Kyle Larson
"On a personal level just how close I’ve been to winning this race (Chili Bowl) maybe it’s meant more to me, but now that I’ve won the Chili Bowl, the Daytona 500 is going to be the next race that I want to win the most.” (Photo: Brendon Bauman / Speedsport)

Opinion: Larson’s Passion for Racing Should Never be in Doubt

Are you a racer…or are you not? That’s the question many should ask themselves. Whether it’s a Thunder Stock race on a local dirt track like Limaland or the sports biggest stage, the Daytona 500.

It’s all racing, and since the day Kyle Larson was born, he’s been a racer.

Dirt, Asphalt, two wheels or four, straight lines or corners, racing at its purest form is what most of us fell in love with.

Kyle Larson was wrongly criticized on social media following his Chili Bowl Midget Nationals victory, where the excited Larson got out of his race car and apologized to NASCAR and the sanctioning body before saying, "This is the biggest race I’ve ever won"

And that’s saying something, because Larson has won some very big races.
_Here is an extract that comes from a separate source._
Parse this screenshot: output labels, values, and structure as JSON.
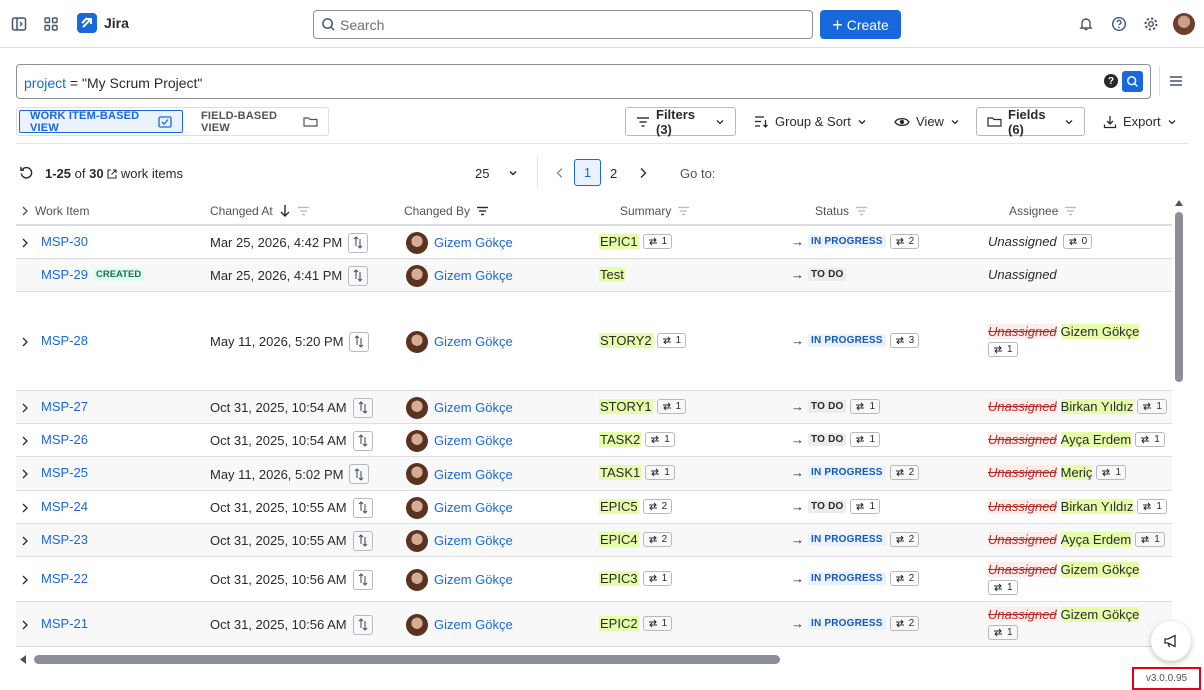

"I’ve obviously said in the past that the Chili Bowl is bigger than the Daytona 500, and it’s not." Larson said "The size of the fans and the purse in the Daytona 500, I’ve never raced in anything like it. On a personal level just how close I’ve been to winning this race (Chili Bowl) maybe it’s meant more to me, but now that I’ve won the Chili Bowl, the Daytona 500 is going to be the next race that I want to win the most."

By some fan’s estimation, one would say that a preliminary night victory at Knoxville would rank above the Chili Bowl, at least when it comes to pay, but that’s for a different story.

You see every driver has ‘that’ race. Kyle Larson has spent 13 of his 27 years on this planet trying to win the Chili Bowl. In fact, long before that he probably dreamed of it. But he also dreamed of being Jeff Gordon winning the Daytona 500, or Tony Stewart winning the Brickyard 400.

"It’s pretty unbelievable to finally get it done, I’ve been trying for a long time to win this, pretty much half of my entire life, and I’m still young." Larson said following his victory in Tulsa.

"It’s been a great run this off-season and hopefully we can turn this momentum into the NASCAR season."

Larson’s excitement for winning the Chili Bowl was probably only more enhanced by the fact that many unforeseen circumstances had taken it away from him in past years.

Every racer has their race. The one they circle every year, or a career defining bucket-list win that eats at them until achievement.

Cup Series driver Alex Bowman has dreamed of winning an event that doesn’t even exist anymore.

"I want to win the Turkey Night Grand Prix at Irwindale." Bowman said on Episode 76 of Rip The Fence. "I will always want to win that race, it mentally matters more than any other race to me.

"To me the Daytona 500 is more important than the Chili Bowl, but I also don’t take the Chili Bowl as seriously as Larson and (Christopher) Bell. I understand the way they feel and I understand the things Kyle says about the Chili Bowl, because if we were still racing Turkey Night at Irwindale I would be going to that race and saying the same thing, because it’s the race I grew up wanting to win."

Bowman, who also raced at the Chili Bowl and drives in the Cup Series for Hendrick Motorsports says Larson’s comments were misunderstood and gave a notion as to why Larson gets such a hard time.

"Because it’s 2020 and everyone wants to complain about everything. If he would have said it was just the Chili Bowl, someone would have complained about that." Bowman said.

Ryan Newman, who raced for Clauson Marshall Racing at this year’s Chili Bowl and drives for Roush Fenway Racing in the Cup Series, agrees.

"People are always going to take things wrong when you are passionate enough about something," Newman said Wednesday at a Roush Fenway Racing media event. "I feel like what he said was spot on for what it means to him. When you work 13 years to go win a race, that is special, that means a lot.

"I mean you look at his first race there, his ears thickened out, little kid barely looked like he was 13, he barely looks like he is 18 now. He’s 27, but half of his life he has documented working to win that race and when you achieve that it’s just special."

"And he is going to continue to try to win the Brickyard 400, Daytona 500, Southern 500, and he’s probably going to win one of them if not all three of them. People who don’t have a passion for our sport lose an understanding of how intimate it is for us when we do win. It’s not just another game, it is a race, it is a championship."

The opinions expressed here are those of the writer and do not necessarily reflect the positions of the Motor Racing Network.